*** Opening MATERIAL FOR THIS EXERCISE ***

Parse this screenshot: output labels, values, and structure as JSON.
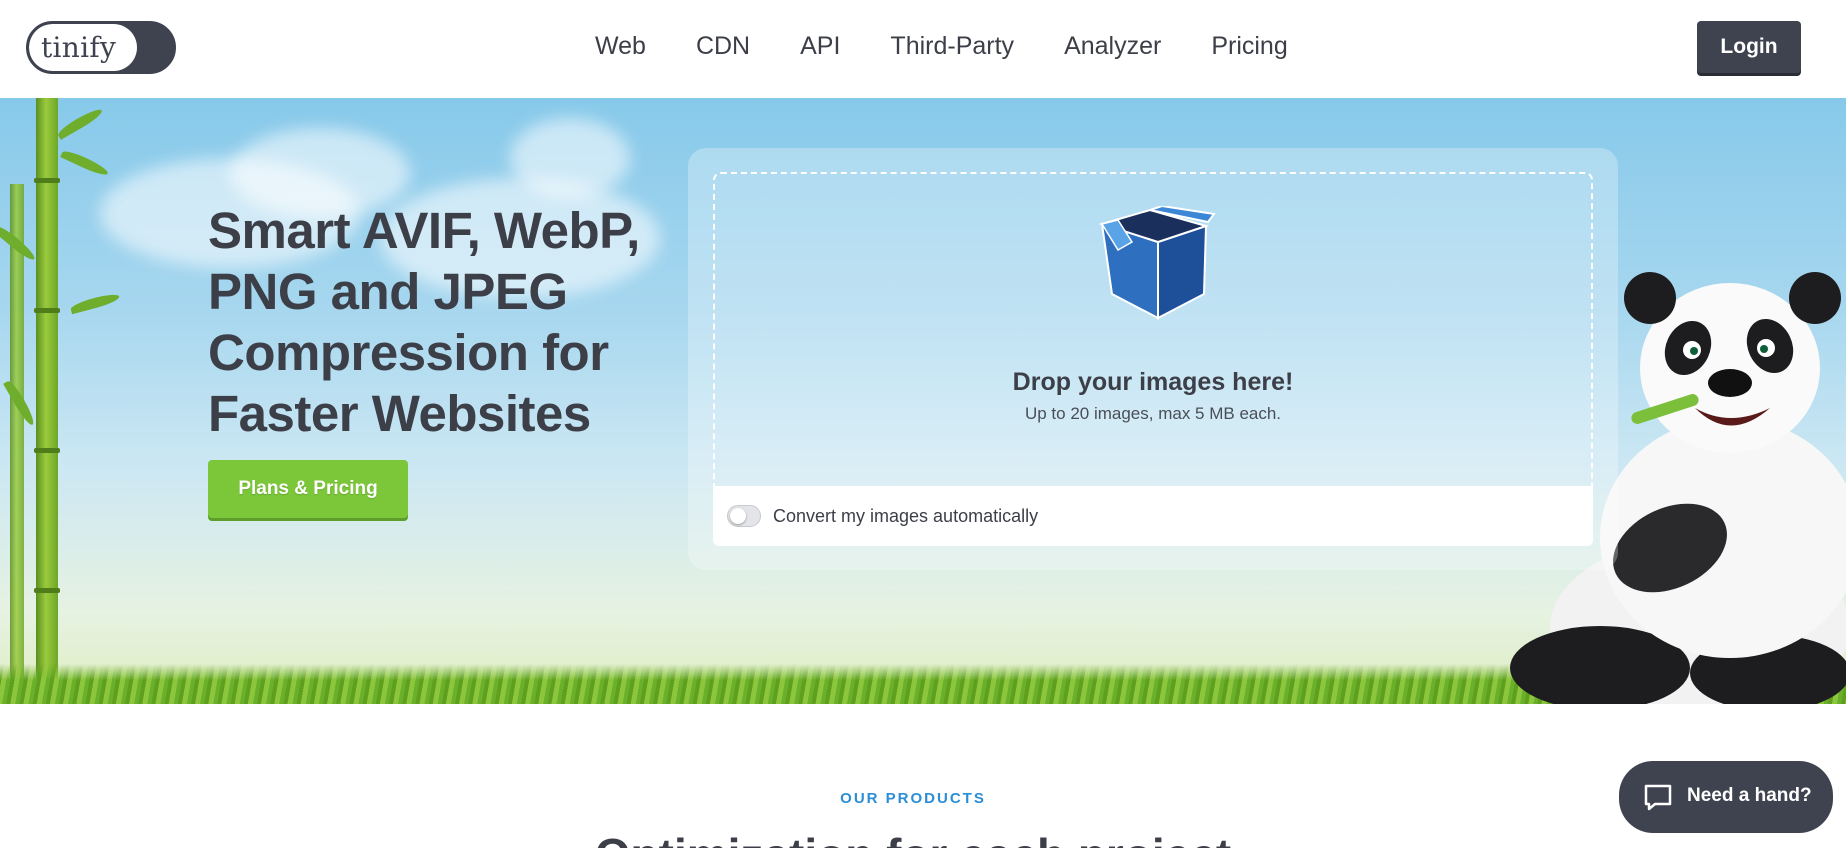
{
  "header": {
    "logo_text": "tinify",
    "nav": [
      "Web",
      "CDN",
      "API",
      "Third-Party",
      "Analyzer",
      "Pricing"
    ],
    "login_label": "Login"
  },
  "hero": {
    "headline": "Smart AVIF, WebP, PNG and JPEG Compression for Faster Websites",
    "plans_button": "Plans & Pricing",
    "drop_title": "Drop your images here!",
    "drop_subtitle": "Up to 20 images, max 5 MB each.",
    "convert_label": "Convert my images automatically",
    "convert_enabled": false
  },
  "products": {
    "label": "OUR PRODUCTS",
    "heading": "Optimization for each project"
  },
  "help": {
    "label": "Need a hand?"
  },
  "colors": {
    "dark": "#3f4350",
    "green": "#7bc639",
    "accent_blue": "#2b8ed6"
  },
  "icons": [
    "box-icon",
    "chat-icon",
    "panda-mascot",
    "toggle-switch"
  ]
}
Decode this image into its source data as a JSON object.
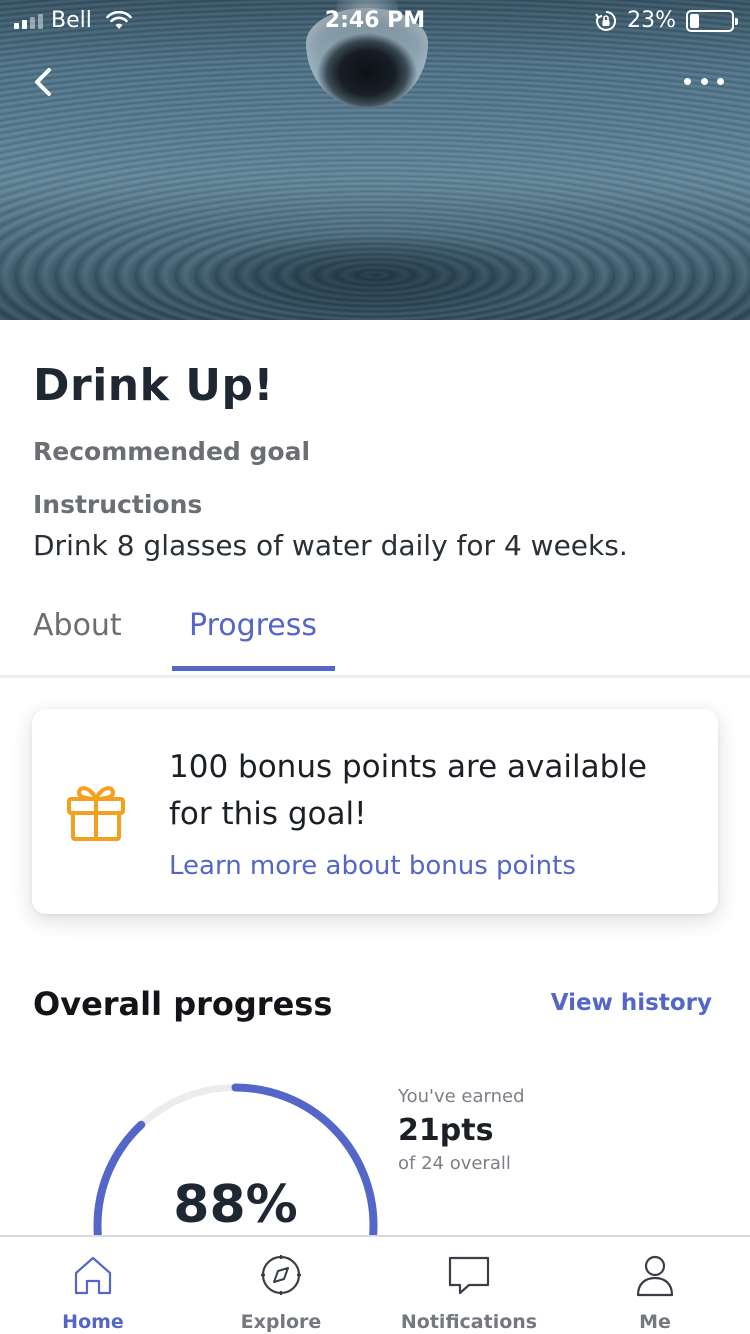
{
  "status_bar": {
    "carrier": "Bell",
    "time": "2:46 PM",
    "battery": "23%",
    "battery_level": 0.23
  },
  "header": {
    "hero_image": "water-drop-ripple",
    "back_icon": "chevron-left-icon",
    "more_icon": "ellipsis-icon"
  },
  "goal": {
    "title": "Drink Up!",
    "recommended": "Recommended goal",
    "instructions_label": "Instructions",
    "instructions_text": "Drink 8 glasses of water daily for 4 weeks."
  },
  "tabs": [
    {
      "label": "About",
      "active": false
    },
    {
      "label": "Progress",
      "active": true
    }
  ],
  "bonus": {
    "icon": "gift-icon",
    "line1": "100 bonus points are available",
    "line2": "for this goal!",
    "link": "Learn more about bonus points"
  },
  "progress": {
    "title": "Overall progress",
    "view_history": "View history",
    "percent_label": "88%",
    "percent_value": 0.88,
    "earned_label": "You've earned",
    "earned_points": "21pts",
    "earned_of": "of 24 overall"
  },
  "tabbar": [
    {
      "label": "Home",
      "icon": "home-icon",
      "active": true
    },
    {
      "label": "Explore",
      "icon": "compass-icon",
      "active": false
    },
    {
      "label": "Notifications",
      "icon": "chat-bubble-icon",
      "active": false
    },
    {
      "label": "Me",
      "icon": "person-icon",
      "active": false
    }
  ],
  "colors": {
    "accent": "#5466c8",
    "gift": "#f2a01e",
    "text_dark": "#1f2733",
    "text_muted": "#6b6e72"
  }
}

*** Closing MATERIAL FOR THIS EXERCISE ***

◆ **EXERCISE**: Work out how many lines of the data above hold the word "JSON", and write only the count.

◆ **WRITTEN REPLY**: 2